▸ REQUIRED WORK
Check each line of the listing below for "Show" and state how many lines contain it, with no other words.
• • •
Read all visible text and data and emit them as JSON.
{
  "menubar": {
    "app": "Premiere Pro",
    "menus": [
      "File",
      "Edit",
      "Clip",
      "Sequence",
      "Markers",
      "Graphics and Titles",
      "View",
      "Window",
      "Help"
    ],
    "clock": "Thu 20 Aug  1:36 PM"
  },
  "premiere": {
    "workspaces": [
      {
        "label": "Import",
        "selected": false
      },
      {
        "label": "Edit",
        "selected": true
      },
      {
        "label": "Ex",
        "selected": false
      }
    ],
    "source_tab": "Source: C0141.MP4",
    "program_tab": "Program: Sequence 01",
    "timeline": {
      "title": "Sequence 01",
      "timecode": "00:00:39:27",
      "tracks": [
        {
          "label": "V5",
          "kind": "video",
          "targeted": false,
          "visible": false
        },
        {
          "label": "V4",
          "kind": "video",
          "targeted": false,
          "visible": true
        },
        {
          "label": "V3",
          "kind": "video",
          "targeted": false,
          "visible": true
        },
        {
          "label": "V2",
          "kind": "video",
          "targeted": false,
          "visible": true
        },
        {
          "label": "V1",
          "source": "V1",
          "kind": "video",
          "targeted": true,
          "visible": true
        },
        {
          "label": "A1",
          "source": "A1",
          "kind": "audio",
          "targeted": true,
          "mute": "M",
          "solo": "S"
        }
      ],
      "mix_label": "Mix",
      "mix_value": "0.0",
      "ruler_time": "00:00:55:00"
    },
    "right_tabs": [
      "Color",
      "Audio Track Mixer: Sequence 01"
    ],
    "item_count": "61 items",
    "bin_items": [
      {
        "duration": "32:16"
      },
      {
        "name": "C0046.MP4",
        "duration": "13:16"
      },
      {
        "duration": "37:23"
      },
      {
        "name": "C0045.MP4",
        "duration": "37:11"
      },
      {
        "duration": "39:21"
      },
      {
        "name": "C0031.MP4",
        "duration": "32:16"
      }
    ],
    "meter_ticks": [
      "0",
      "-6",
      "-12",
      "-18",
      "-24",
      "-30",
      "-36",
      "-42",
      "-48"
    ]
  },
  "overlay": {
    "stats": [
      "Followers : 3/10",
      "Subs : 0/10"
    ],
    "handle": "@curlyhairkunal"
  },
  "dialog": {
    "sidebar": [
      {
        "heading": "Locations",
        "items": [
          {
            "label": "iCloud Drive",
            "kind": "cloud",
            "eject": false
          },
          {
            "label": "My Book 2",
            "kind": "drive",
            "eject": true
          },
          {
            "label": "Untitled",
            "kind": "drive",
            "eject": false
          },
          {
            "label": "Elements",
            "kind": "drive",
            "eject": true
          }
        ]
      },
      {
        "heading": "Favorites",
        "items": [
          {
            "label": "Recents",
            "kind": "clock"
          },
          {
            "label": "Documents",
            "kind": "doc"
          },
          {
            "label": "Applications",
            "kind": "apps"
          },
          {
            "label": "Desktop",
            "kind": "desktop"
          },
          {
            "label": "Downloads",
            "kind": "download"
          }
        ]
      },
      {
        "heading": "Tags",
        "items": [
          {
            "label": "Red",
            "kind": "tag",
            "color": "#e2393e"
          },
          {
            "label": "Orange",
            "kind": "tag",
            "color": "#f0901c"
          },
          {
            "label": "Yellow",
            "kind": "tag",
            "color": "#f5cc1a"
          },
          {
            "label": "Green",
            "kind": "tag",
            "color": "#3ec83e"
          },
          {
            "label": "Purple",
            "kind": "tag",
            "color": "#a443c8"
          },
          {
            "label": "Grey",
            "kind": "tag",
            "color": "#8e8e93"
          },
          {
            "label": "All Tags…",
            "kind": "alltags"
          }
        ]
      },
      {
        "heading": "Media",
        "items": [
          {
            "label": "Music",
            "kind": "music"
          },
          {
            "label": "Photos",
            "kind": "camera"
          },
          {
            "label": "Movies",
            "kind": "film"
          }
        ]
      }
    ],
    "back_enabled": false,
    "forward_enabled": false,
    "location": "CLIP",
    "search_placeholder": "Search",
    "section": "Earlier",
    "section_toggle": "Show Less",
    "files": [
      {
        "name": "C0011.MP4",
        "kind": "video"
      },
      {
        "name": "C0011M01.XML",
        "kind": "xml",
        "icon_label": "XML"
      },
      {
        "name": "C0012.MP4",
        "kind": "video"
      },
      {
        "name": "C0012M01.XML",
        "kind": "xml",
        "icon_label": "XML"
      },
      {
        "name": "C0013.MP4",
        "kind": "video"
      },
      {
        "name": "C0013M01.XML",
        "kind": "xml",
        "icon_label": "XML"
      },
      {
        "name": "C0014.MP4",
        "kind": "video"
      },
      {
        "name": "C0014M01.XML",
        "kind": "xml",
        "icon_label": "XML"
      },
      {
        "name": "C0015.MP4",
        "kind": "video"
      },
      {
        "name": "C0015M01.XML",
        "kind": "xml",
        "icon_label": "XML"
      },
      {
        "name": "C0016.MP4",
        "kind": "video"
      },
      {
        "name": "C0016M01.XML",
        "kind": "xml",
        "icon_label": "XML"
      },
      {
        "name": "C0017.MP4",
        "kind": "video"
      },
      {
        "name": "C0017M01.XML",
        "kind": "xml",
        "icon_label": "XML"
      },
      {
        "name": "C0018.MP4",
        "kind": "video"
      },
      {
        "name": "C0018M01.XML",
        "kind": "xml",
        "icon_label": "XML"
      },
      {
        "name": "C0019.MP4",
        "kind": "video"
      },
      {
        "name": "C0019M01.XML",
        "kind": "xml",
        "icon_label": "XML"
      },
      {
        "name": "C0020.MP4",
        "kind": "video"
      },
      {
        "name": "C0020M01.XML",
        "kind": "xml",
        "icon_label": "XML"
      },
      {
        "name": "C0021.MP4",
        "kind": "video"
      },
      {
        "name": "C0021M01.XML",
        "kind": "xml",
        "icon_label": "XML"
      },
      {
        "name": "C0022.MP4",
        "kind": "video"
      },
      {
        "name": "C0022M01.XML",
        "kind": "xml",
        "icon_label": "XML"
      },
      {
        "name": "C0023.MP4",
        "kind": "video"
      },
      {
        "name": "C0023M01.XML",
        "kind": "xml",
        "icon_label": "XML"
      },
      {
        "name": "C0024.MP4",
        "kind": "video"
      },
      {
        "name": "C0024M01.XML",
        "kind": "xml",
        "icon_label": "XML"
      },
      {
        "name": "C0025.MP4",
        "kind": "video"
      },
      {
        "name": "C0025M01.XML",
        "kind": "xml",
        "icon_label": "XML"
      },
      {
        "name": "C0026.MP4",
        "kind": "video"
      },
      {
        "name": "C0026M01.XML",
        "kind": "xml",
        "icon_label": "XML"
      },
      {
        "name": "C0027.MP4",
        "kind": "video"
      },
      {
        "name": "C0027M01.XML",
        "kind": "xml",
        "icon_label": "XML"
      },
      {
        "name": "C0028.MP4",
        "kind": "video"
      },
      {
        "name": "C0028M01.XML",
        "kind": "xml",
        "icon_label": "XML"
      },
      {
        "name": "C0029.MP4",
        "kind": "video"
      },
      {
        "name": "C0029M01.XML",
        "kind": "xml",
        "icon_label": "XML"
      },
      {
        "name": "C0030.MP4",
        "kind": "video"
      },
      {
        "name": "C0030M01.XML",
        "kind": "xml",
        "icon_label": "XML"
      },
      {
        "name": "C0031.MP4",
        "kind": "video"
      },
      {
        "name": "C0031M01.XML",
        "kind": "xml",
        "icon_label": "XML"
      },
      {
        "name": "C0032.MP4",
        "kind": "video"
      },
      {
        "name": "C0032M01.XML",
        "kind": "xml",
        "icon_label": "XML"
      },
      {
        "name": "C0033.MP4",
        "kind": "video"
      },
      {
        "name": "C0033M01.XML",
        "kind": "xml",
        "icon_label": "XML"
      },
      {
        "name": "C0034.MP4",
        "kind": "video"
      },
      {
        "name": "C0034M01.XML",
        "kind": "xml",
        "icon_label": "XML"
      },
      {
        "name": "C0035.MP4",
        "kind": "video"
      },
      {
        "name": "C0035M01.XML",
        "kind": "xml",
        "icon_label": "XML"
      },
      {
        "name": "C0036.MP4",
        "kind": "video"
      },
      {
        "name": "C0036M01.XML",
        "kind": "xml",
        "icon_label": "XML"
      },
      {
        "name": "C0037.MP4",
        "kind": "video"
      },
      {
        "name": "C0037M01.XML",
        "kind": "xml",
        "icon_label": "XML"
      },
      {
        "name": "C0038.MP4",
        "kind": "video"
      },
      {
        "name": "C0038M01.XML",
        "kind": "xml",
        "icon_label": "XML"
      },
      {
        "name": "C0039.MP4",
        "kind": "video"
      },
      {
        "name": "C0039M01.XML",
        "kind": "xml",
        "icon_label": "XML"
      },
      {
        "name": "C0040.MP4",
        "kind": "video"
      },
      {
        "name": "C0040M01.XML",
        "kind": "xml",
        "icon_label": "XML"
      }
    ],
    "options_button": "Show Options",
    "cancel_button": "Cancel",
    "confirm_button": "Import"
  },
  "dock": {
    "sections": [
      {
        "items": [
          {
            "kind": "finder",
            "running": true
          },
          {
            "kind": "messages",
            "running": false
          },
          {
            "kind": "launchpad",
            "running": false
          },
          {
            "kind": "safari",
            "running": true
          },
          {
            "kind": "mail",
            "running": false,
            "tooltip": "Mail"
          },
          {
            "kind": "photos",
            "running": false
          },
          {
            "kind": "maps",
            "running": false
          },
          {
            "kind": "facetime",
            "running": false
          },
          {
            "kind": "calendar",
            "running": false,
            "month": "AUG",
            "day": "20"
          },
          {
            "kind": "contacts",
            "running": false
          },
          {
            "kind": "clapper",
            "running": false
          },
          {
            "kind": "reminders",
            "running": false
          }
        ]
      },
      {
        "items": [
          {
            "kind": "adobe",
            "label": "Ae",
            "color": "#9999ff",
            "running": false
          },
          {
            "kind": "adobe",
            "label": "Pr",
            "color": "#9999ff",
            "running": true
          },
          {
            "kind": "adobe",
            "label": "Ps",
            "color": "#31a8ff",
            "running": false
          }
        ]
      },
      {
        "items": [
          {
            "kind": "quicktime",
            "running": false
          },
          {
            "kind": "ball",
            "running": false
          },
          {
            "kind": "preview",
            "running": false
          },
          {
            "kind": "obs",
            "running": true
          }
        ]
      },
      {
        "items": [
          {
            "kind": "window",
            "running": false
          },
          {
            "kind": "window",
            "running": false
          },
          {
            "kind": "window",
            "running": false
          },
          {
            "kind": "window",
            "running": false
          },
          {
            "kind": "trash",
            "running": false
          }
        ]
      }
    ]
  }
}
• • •
▸ ANSWER TO THIS TASK
2